Bouyed by inland trade on the navigable Calder, the town was the scene of important events during the Wars of the Roses and the English Civil War. Wool, cattle and grain traders were drawn to Wakefield and the city prospered. As the Industrial Revolution transformed the landscape, wool spinning mills were set up by the river and powered by weirs. Breweries, coal mines and shipyards sprang up around the town.
This fascinating photo was taken during the demolition of some homes on Bull Ring. We can see the cross-section of a 19th Century house that has been built directly on top of a smaller medieval home. Notice the huge variety of building materials as well. On the right is the Black Swan Pub.
The fire brigade poses on their horse-drawn fire engine outside the Orangery, an 18th Century garden building for social events. Riding to a fire at breakneck speed on an engine like that must have been a frightening proposition.
Wakefield's Air Raid Precaution volunteers demonstrate the effectiveness of their fire hoses on Thornes Lane Wharf. Today the wharf has fallen into disrepair.
Carts outside the original Grey Horse Pub building on Kirkgate. They are raising money for the Royal Navy Lifeboat Institution, a search and rescue charity that has saved an estimated 140,000 lives since its creation in 1824.
The famous Tudor-era Six Chimneys Pub on Kirkgate. The owners had been removing support beams to increase floor space and evidently they had taken one too many, with the result we see here. This venerable Wakefield institution has since been replaced with this brown building, while a Wetherspoon's up the street has appropriated the Six Chimneys name.

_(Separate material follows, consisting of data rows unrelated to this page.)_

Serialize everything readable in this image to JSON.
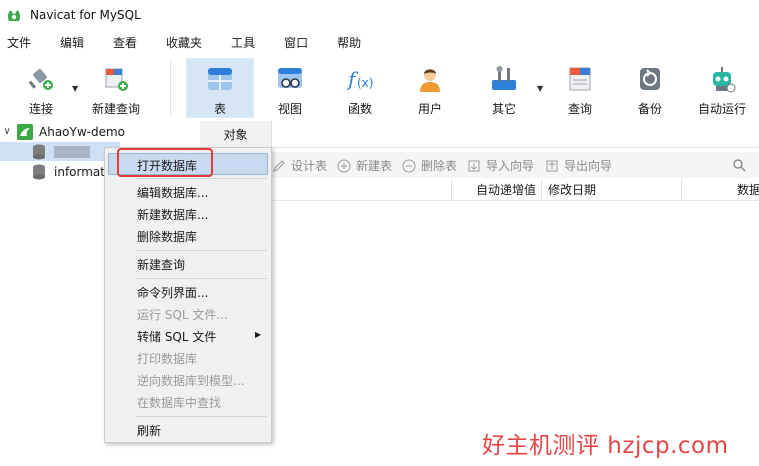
{
  "window": {
    "title": "Navicat for MySQL"
  },
  "menu": [
    "文件",
    "编辑",
    "查看",
    "收藏夹",
    "工具",
    "窗口",
    "帮助"
  ],
  "toolbar": {
    "connect": "连接",
    "new_query": "新建查询",
    "table": "表",
    "view": "视图",
    "function": "函数",
    "user": "用户",
    "other": "其它",
    "query": "查询",
    "backup": "备份",
    "automation": "自动运行"
  },
  "sidebar": {
    "connection": "AhaoYw-demo",
    "db2": "informat"
  },
  "tabs": {
    "objects": "对象"
  },
  "obj_toolbar": {
    "design": "设计表",
    "new": "新建表",
    "delete": "删除表",
    "import": "导入向导",
    "export": "导出向导"
  },
  "columns": {
    "auto_inc": "自动递增值",
    "modified": "修改日期",
    "data": "数据"
  },
  "context_menu": {
    "open_db": "打开数据库",
    "edit_db": "编辑数据库...",
    "new_db": "新建数据库...",
    "delete_db": "删除数据库",
    "new_query": "新建查询",
    "console": "命令列界面...",
    "run_sql": "运行 SQL 文件...",
    "dump_sql": "转储 SQL 文件",
    "print_db": "打印数据库",
    "reverse": "逆向数据库到模型...",
    "find": "在数据库中查找",
    "refresh": "刷新"
  },
  "watermark": "好主机测评 hzjcp.com",
  "colors": {
    "accent": "#d6e6f5",
    "highlight": "#c8daf1",
    "annotation": "#e5393a"
  }
}
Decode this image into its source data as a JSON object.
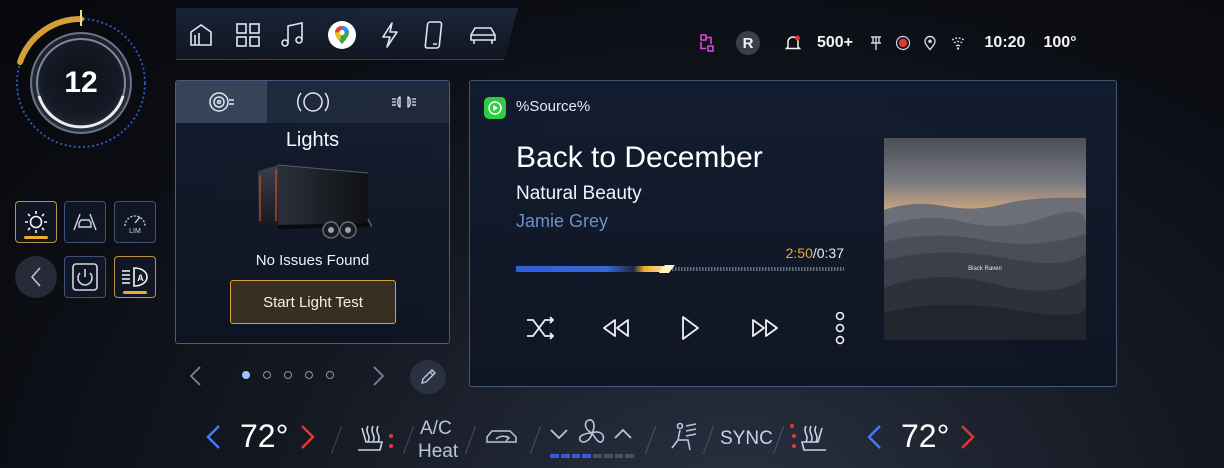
{
  "gauge": {
    "value": "12"
  },
  "nav": {
    "icons": [
      "home-icon",
      "apps-grid-icon",
      "music-icon",
      "maps-icon",
      "energy-icon",
      "phone-icon",
      "vehicle-icon"
    ],
    "accent": "#3b6fd1"
  },
  "status": {
    "gear": "R",
    "notifications": "500+",
    "time": "10:20",
    "outside_temp": "100°"
  },
  "left_controls": {
    "items": [
      "exterior-light-icon",
      "driver-assist-icon",
      "speed-limit-icon",
      "back-icon",
      "power-icon",
      "auto-headlight-icon"
    ],
    "active_color": "#f0a92a"
  },
  "lights": {
    "tabs": [
      "tire-icon",
      "brake-icon",
      "headlight-icon"
    ],
    "title": "Lights",
    "status": "No Issues Found",
    "button": "Start Light Test"
  },
  "pager": {
    "count": 5,
    "active": 0
  },
  "media": {
    "source": "%Source%",
    "song": "Back to December",
    "album": "Natural Beauty",
    "artist": "Jamie Grey",
    "elapsed": "2:50",
    "total": "/0:37",
    "progress": 0.46,
    "album_art_text": "Black Raven",
    "controls": [
      "shuffle-icon",
      "rewind-icon",
      "play-icon",
      "fast-forward-icon",
      "more-icon"
    ]
  },
  "climate": {
    "driver_temp": "72°",
    "passenger_temp": "72°",
    "ac_line1": "A/C",
    "ac_line2": "Heat",
    "sync": "SYNC",
    "fan_level": 4,
    "fan_max": 8
  }
}
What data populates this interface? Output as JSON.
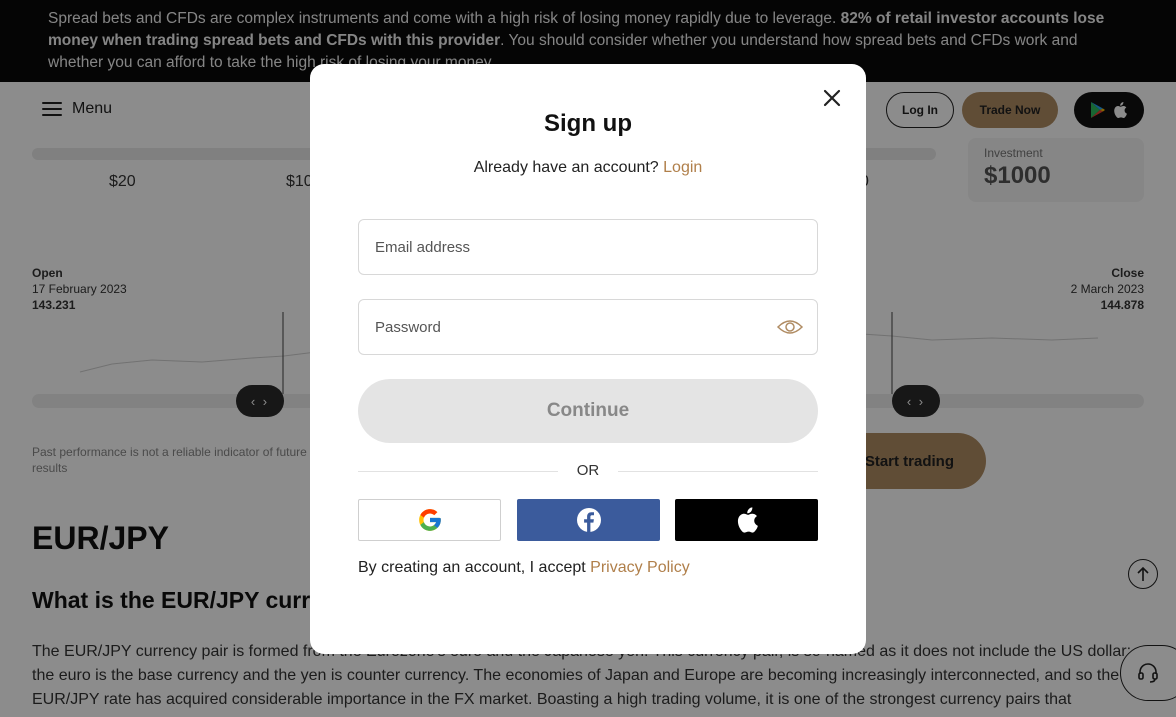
{
  "banner": {
    "text_normal_1": "Spread bets and CFDs are complex instruments and come with a high risk of losing money rapidly due to leverage. ",
    "text_bold": "82% of retail investor accounts lose money when trading spread bets and CFDs with this provider",
    "text_normal_2": ". You should consider whether you understand how spread bets and CFDs work and whether you can afford to take the high risk of losing your money."
  },
  "header": {
    "menu_label": "Menu",
    "login_label": "Log In",
    "trade_label": "Trade Now",
    "menu_icon": "hamburger-icon",
    "store_icons": [
      "google-play-icon",
      "apple-icon"
    ]
  },
  "calculator": {
    "amounts": [
      "$20",
      "$10",
      "0"
    ],
    "investment_label": "Investment",
    "investment_value": "$1000"
  },
  "chart": {
    "open_title": "Open",
    "open_date": "17 February 2023",
    "open_value": "143.231",
    "close_title": "Close",
    "close_date": "2 March 2023",
    "close_value": "144.878"
  },
  "past_performance": "Past performance is not a reliable indicator of future results",
  "start_trading_label": "Start trading",
  "article": {
    "title": "EUR/JPY",
    "subtitle": "What is the EUR/JPY currency pair?",
    "paragraph": "The EUR/JPY currency pair is formed from the Eurozone's euro and the Japanese yen. This currency pair, is so-named as it does not include the US dollar: the euro is the base currency and the yen is counter currency. The economies of Japan and Europe are becoming increasingly interconnected, and so the EUR/JPY rate has acquired considerable importance in the FX market. Boasting a high trading volume, it is one of the strongest currency pairs that"
  },
  "modal": {
    "title": "Sign up",
    "already_text": "Already have an account?",
    "login_link": "Login",
    "email_placeholder": "Email address",
    "password_placeholder": "Password",
    "continue_label": "Continue",
    "or_label": "OR",
    "terms_text": "By creating an account, I accept",
    "privacy_link": "Privacy Policy"
  },
  "colors": {
    "accent": "#b08c63",
    "link": "#b07f4a",
    "facebook": "#3b5b9c",
    "banner_bg": "#0a0a0a"
  }
}
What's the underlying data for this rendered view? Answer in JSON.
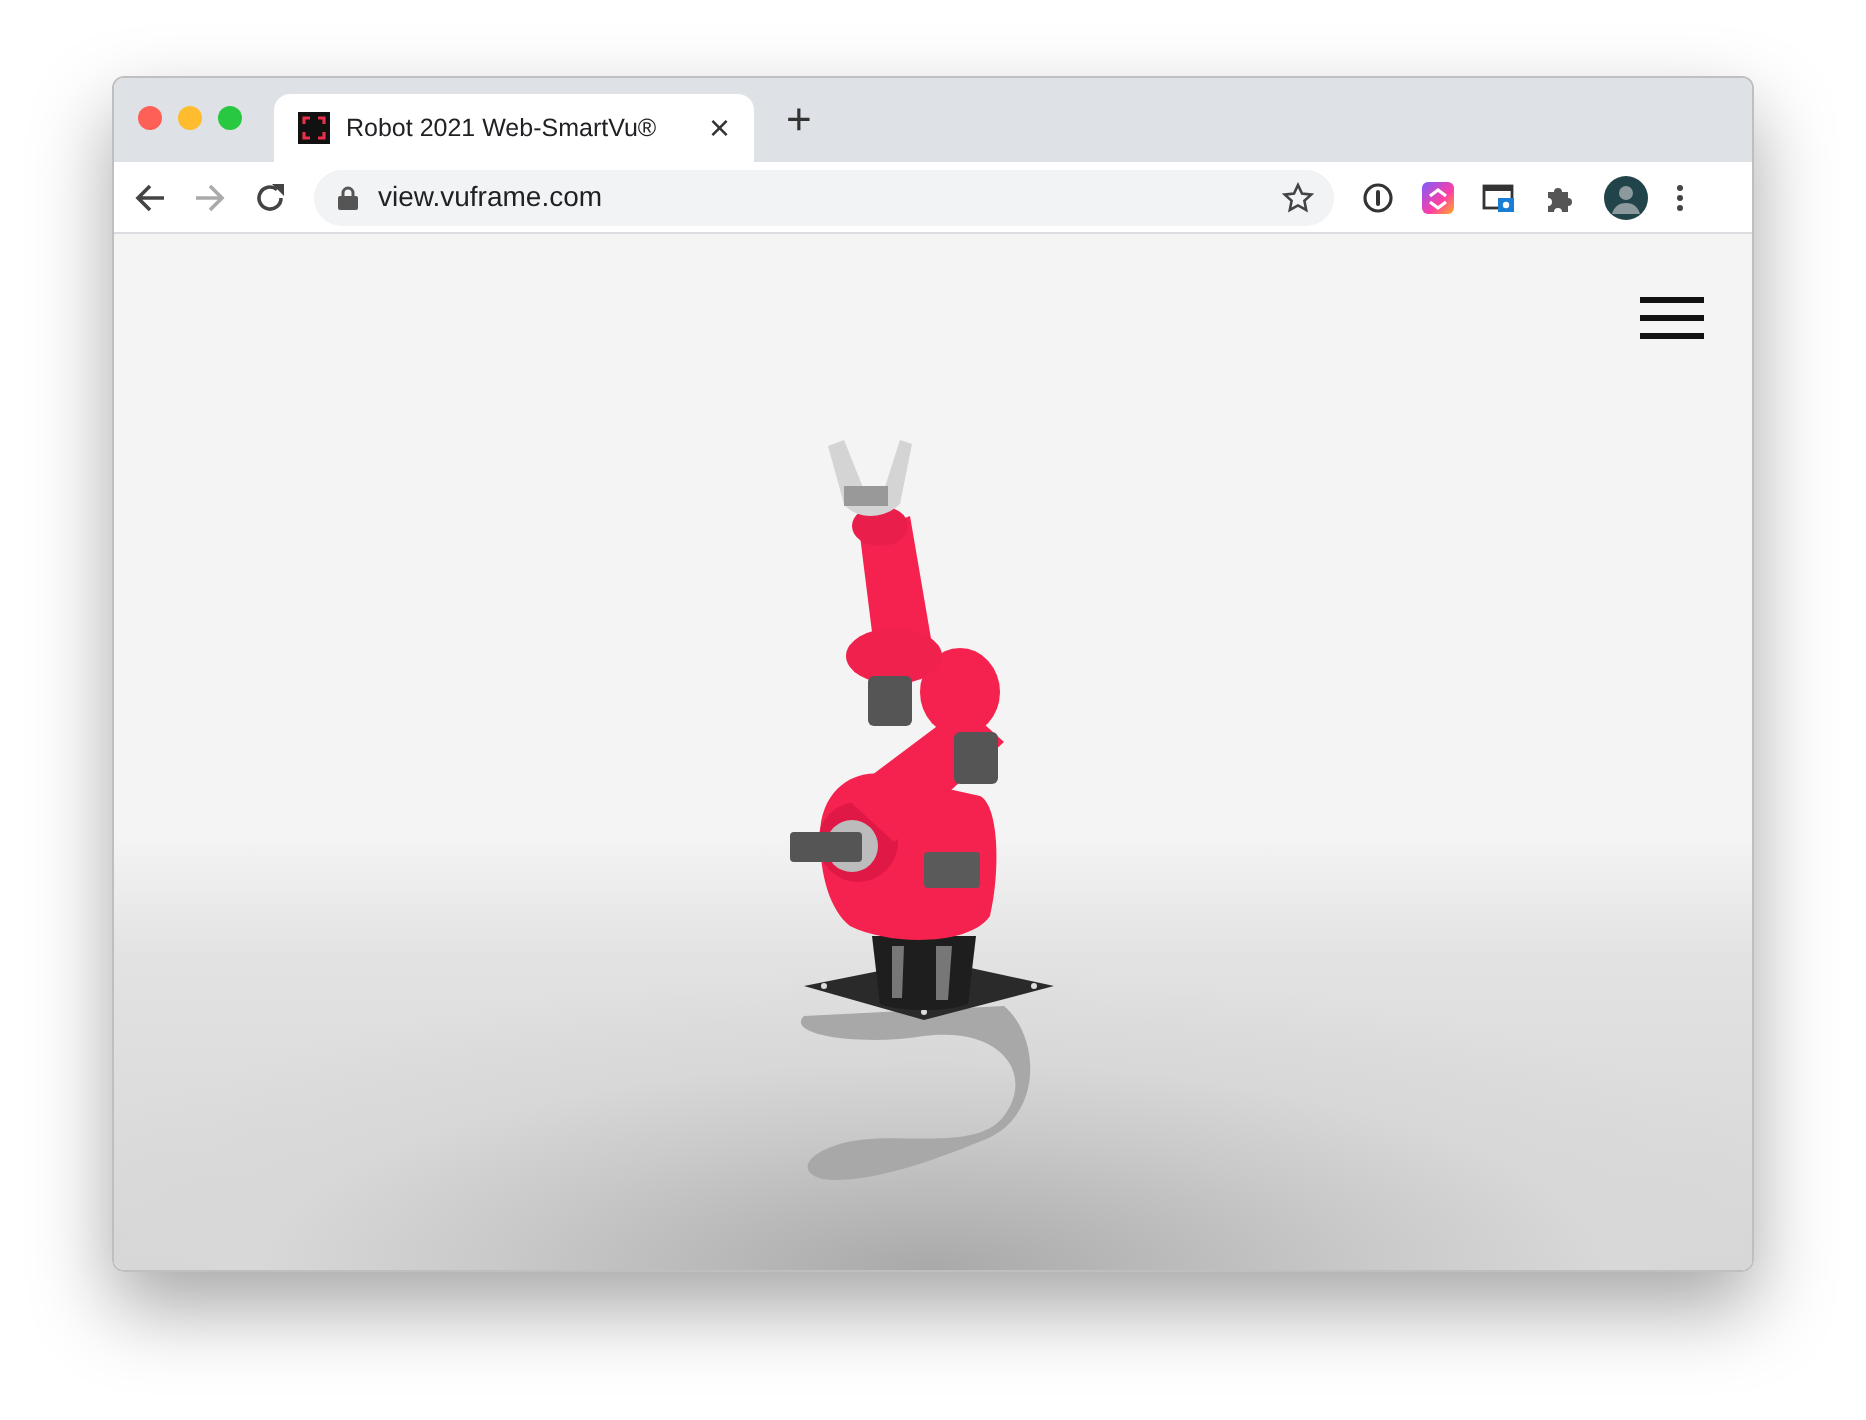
{
  "tab": {
    "title": "Robot 2021 Web-SmartVu®",
    "selected": true,
    "close": "×"
  },
  "new_tab": "+",
  "address_bar": {
    "url": "view.vuframe.com"
  }
}
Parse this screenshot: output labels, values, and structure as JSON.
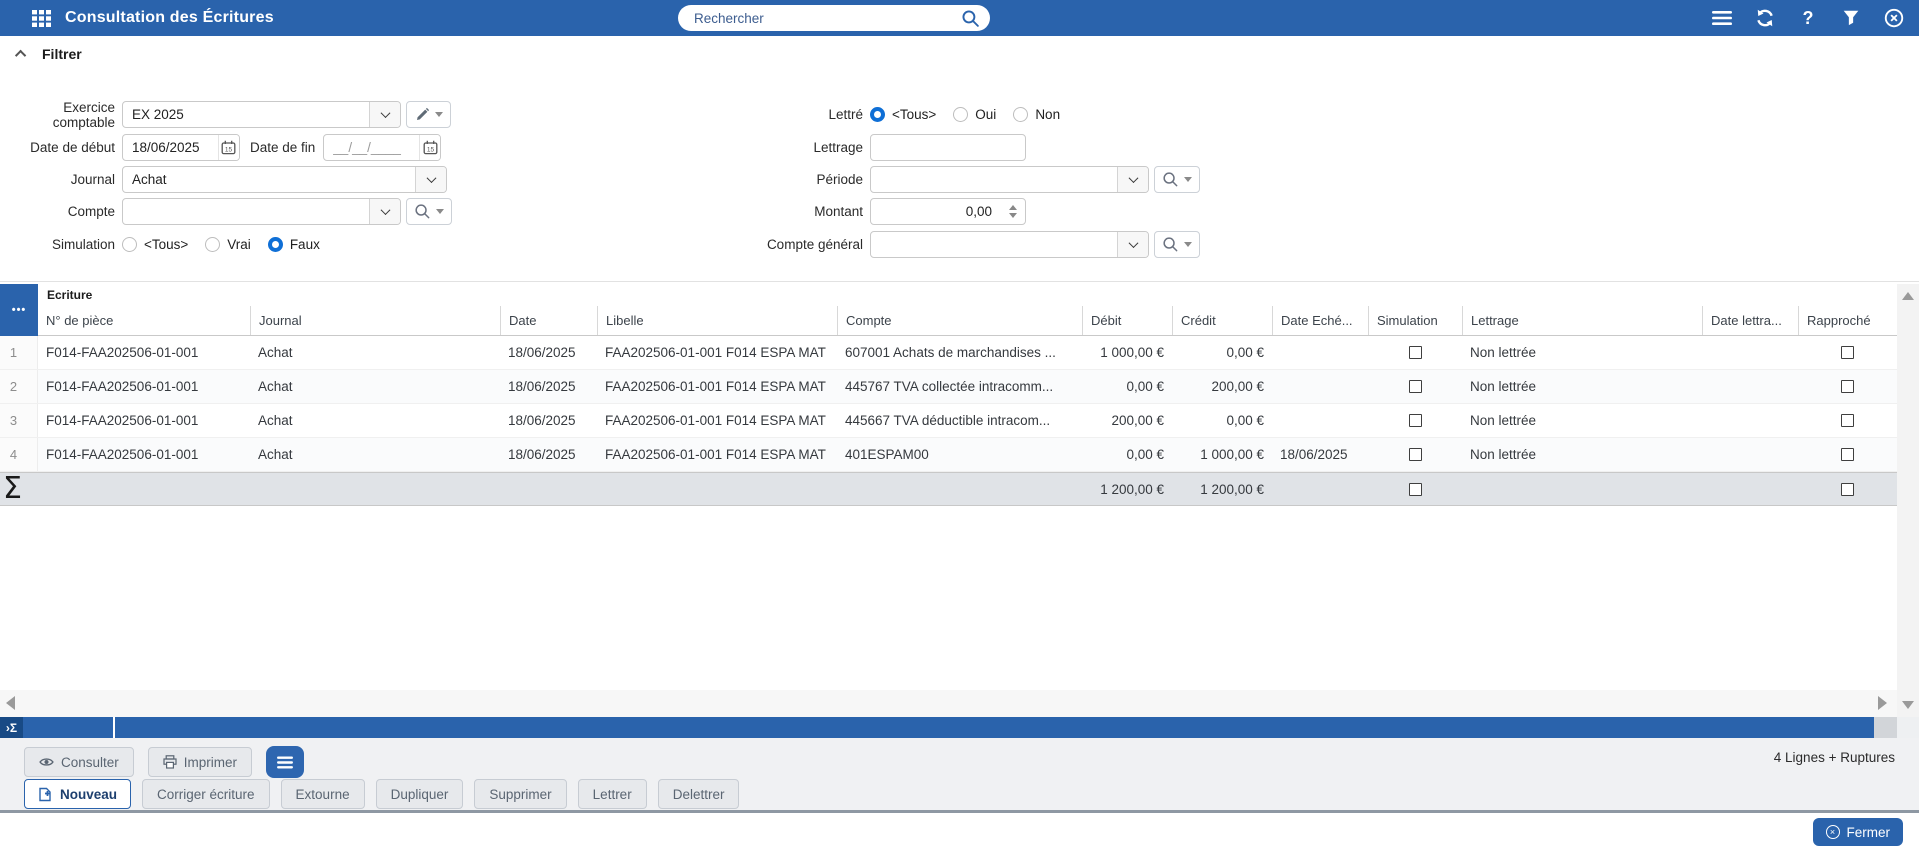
{
  "header": {
    "title": "Consultation des Écritures",
    "search_placeholder": "Rechercher",
    "accent_color": "#2a63ac"
  },
  "icons": {
    "corner_ellipsis": "•••",
    "sigma": "Σ",
    "sum_bar": "›Σ",
    "help": "?"
  },
  "filter": {
    "title": "Filtrer",
    "fields": {
      "exercice": {
        "label": "Exercice comptable",
        "value": "EX 2025"
      },
      "date_debut": {
        "label": "Date de début",
        "value": "18/06/2025"
      },
      "date_fin": {
        "label": "Date de fin",
        "value": "__/__/____"
      },
      "journal": {
        "label": "Journal",
        "value": "Achat"
      },
      "compte": {
        "label": "Compte",
        "value": ""
      },
      "simulation": {
        "label": "Simulation",
        "options": [
          "<Tous>",
          "Vrai",
          "Faux"
        ],
        "selected": "Faux"
      },
      "lettre": {
        "label": "Lettré",
        "options": [
          "<Tous>",
          "Oui",
          "Non"
        ],
        "selected": "<Tous>"
      },
      "lettrage": {
        "label": "Lettrage",
        "value": ""
      },
      "periode": {
        "label": "Période",
        "value": ""
      },
      "montant": {
        "label": "Montant",
        "value": "0,00"
      },
      "compte_general": {
        "label": "Compte général",
        "value": ""
      }
    }
  },
  "table": {
    "group_header": "Ecriture",
    "columns": [
      "N° de pièce",
      "Journal",
      "Date",
      "Libelle",
      "Compte",
      "Débit",
      "Crédit",
      "Date Eché...",
      "Simulation",
      "Lettrage",
      "Date lettra...",
      "Rapproché"
    ],
    "rows": [
      {
        "num": "1",
        "piece": "F014-FAA202506-01-001",
        "journal": "Achat",
        "date": "18/06/2025",
        "libelle": "FAA202506-01-001 F014 ESPA MAT",
        "compte": "607001 Achats de marchandises ...",
        "debit": "1 000,00 €",
        "credit": "0,00 €",
        "date_echeance": "",
        "lettrage": "Non lettrée",
        "date_lettrage": ""
      },
      {
        "num": "2",
        "piece": "F014-FAA202506-01-001",
        "journal": "Achat",
        "date": "18/06/2025",
        "libelle": "FAA202506-01-001 F014 ESPA MAT",
        "compte": "445767 TVA collectée intracomm...",
        "debit": "0,00 €",
        "credit": "200,00 €",
        "date_echeance": "",
        "lettrage": "Non lettrée",
        "date_lettrage": ""
      },
      {
        "num": "3",
        "piece": "F014-FAA202506-01-001",
        "journal": "Achat",
        "date": "18/06/2025",
        "libelle": "FAA202506-01-001 F014 ESPA MAT",
        "compte": "445667 TVA déductible intracom...",
        "debit": "200,00 €",
        "credit": "0,00 €",
        "date_echeance": "",
        "lettrage": "Non lettrée",
        "date_lettrage": ""
      },
      {
        "num": "4",
        "piece": "F014-FAA202506-01-001",
        "journal": "Achat",
        "date": "18/06/2025",
        "libelle": "FAA202506-01-001 F014 ESPA MAT",
        "compte": "401ESPAM00",
        "debit": "0,00 €",
        "credit": "1 000,00 €",
        "date_echeance": "18/06/2025",
        "lettrage": "Non lettrée",
        "date_lettrage": ""
      }
    ],
    "summary": {
      "debit": "1 200,00 €",
      "credit": "1 200,00 €"
    }
  },
  "toolbar": {
    "consulter": "Consulter",
    "imprimer": "Imprimer",
    "nouveau": "Nouveau",
    "corriger": "Corriger écriture",
    "extourne": "Extourne",
    "dupliquer": "Dupliquer",
    "supprimer": "Supprimer",
    "lettrer": "Lettrer",
    "delettrer": "Delettrer",
    "lines_info": "4 Lignes + Ruptures"
  },
  "footer": {
    "fermer": "Fermer"
  }
}
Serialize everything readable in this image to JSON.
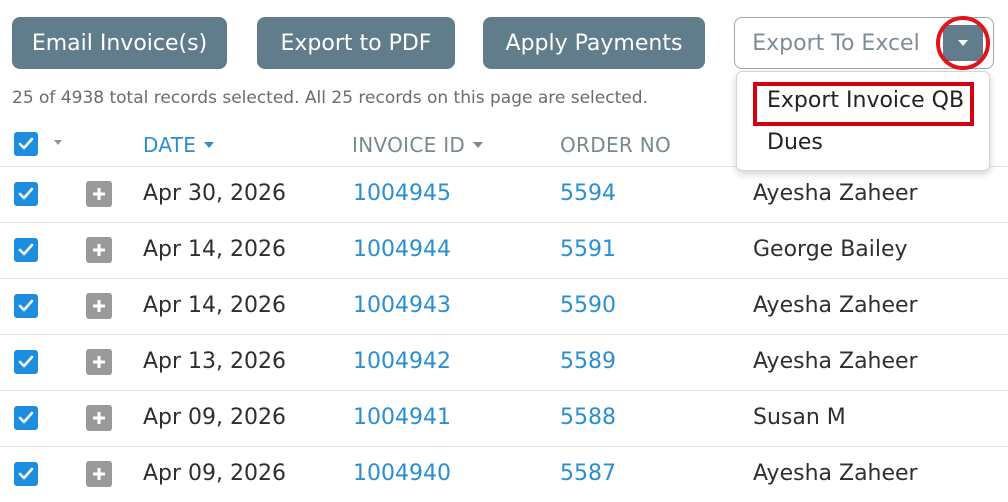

A view up Kirkgate towards Warrengate. Few of the original buildings survive as all those on the left were demolished and the street widened to make way for the apartment buildings.
Wakefield's Cathedral in the midst an extension project. It is difficult to put a precise date on this building original construction because it has been the site of a church since at least Anglo-Saxon times. It has been refurbished, renovated and rebuilt many times over the centuries.
A solemn procession leaves the Cathedral after the consecration of the newly-built Saint Mark's Chapel.
The alley that once existed between Cross Square and Northgate was called Butcher's Row.
A particularly old photo of Cross Square. Most of the street has been extensively redeveloped and the Market Cross structure demolished.
A bobby directs traffic at the foot of Cross Square.
A view over the weir towards the Chantry Bridge.
A drawing of Sandal Castle made during the reign of Elizabeth I. This was my best guess at the site of the gate. The fields in front of the castle were the scene of the bitterly contested Battle of Wakefield during the Wars of the Roses in 1460. The Duke of York sortied from the castle to meet the massing Lancastrian army. His army quickly found itself cut off from the castle and was annihilated. Many refugees from his army fled as far as the chantry bridge before being caught and killed. The Duke of York's head was taken and somewhat ironically mounted on the Mickelgate Bar at York.
Sandal Castle's moat. The castle was destroyed by Parliamentary forces during the English Civil War and left to fall into ruin.
Some children enjoy a day out on the ruins of Sandal Castle. The mounds of earth indicate the castle had not yet been excavated.